TOKYO/SEOUL, Nov 3 (Reuters) – North Korea fired multiple missiles into the sea on Thursday, including a possible failed intercontinental ballistic missile (ICBM), prompting the United States and South Korea to extend air drills that have angered Pyongyang.
Despite an initial government warning that the apparent ICBM had flown over Japan, triggering warning alarms for some residents, Tokyo later said this was incorrect.
The launches came a day after the North fired a daily record 23 missiles, including one that landed off the coast of South Korea for the first time, and drew swift condemnation from Washington, Seoul and Tokyo.
Since Monday, South Korea and the United States have been conducting one of the largest air exercises ever, with hundreds of South Korean and U.S. warplanes, including F-35 fighters, staging around-the-clock simulated missions.
After Thursday’s ICBM launch, the allies agreed to extend the drills past Friday, when they had been scheduled to end, South Korea’s Air Force said in a statement.
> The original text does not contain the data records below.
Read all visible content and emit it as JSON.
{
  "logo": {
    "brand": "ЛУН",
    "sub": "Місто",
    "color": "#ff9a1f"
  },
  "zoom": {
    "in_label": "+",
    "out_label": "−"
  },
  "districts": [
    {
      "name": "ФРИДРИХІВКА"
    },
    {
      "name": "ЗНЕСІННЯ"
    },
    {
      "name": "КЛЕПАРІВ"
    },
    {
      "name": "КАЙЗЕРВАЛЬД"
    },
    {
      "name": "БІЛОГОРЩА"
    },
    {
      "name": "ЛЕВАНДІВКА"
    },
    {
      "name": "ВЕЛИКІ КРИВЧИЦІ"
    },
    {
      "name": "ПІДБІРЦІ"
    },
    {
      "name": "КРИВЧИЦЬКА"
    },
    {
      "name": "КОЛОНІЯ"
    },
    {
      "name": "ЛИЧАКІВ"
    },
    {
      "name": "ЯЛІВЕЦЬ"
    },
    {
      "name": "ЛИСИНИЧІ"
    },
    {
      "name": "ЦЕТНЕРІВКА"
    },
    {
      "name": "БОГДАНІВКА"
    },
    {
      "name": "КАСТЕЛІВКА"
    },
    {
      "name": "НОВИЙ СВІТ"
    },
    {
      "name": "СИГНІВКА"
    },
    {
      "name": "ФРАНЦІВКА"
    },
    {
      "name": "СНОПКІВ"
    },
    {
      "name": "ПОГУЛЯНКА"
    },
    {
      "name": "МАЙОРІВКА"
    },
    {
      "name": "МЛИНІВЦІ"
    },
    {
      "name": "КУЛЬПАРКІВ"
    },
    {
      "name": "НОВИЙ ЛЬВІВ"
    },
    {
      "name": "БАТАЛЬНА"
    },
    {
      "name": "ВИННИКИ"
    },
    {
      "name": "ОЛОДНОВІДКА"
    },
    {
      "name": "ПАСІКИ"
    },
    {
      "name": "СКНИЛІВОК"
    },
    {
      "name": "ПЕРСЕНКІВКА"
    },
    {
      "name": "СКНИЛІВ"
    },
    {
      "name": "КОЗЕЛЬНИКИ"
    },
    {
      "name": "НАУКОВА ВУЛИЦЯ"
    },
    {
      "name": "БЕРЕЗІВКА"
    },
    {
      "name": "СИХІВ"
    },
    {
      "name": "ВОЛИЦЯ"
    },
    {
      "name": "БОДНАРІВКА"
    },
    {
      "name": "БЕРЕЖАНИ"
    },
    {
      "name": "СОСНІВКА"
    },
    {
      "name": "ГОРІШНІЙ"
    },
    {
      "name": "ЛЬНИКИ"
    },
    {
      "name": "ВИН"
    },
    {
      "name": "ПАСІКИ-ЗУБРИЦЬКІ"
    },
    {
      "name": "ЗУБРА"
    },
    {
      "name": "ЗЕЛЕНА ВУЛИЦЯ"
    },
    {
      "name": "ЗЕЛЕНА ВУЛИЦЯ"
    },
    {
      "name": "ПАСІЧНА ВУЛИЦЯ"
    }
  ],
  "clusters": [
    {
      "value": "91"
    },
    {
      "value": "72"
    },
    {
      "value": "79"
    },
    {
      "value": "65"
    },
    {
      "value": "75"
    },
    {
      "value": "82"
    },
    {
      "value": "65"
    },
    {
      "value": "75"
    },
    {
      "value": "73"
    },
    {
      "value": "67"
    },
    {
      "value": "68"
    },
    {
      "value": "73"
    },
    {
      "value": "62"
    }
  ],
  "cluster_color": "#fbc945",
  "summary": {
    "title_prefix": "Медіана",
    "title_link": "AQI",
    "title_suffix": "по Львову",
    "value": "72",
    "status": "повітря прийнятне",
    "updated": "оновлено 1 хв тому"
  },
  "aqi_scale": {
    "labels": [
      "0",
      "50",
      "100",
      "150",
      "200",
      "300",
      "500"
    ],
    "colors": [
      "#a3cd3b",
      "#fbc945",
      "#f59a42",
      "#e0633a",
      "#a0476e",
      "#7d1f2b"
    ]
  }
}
“A strong combined defense posture of the ROK-U.S. alliance is necessary under the current security crisis that is escalating due to North Korean provocations,” the statement said, using the initials of South Korea’s official name.
Late on Thursday, Pak Jong Chon, secretary of the Central Committee of North Korea’s ruling Workers’ Party, said the United States and South Korea had made a very dangerous decision by extending the drills, and were “shoving” the situation out of control.
“The United States and South Korea will find that they have made a terrible mistake that cannot be reversed,” Pak said in a statement carried by state news agency KCNA. He had previously issued statements demanding the drills be stopped.